◆ **TASK**: Wherever "this" appears in a line of the records below, count that line, and report only the number.

Items listed in a dataset:
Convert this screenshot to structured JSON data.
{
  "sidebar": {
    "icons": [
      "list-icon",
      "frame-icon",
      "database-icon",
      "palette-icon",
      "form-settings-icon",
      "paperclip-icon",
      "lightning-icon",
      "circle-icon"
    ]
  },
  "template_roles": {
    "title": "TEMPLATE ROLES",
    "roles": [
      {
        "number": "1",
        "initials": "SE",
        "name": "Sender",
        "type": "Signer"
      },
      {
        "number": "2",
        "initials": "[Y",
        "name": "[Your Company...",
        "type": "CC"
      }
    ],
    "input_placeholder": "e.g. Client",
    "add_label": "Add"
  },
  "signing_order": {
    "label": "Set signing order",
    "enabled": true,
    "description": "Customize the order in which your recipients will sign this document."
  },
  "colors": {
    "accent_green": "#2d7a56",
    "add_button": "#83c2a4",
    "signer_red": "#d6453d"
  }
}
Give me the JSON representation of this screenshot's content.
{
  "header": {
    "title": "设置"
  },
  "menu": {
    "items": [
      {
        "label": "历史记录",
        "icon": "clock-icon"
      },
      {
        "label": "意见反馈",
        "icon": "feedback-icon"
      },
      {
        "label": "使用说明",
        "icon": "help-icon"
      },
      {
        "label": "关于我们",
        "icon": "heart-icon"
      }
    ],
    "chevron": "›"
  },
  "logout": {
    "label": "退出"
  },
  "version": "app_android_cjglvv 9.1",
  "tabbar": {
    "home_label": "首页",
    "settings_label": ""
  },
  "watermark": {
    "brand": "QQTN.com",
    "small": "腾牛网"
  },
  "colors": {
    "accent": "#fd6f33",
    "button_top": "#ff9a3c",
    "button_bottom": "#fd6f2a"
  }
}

◆ **ANSWER TO THE PROBLEM**: 3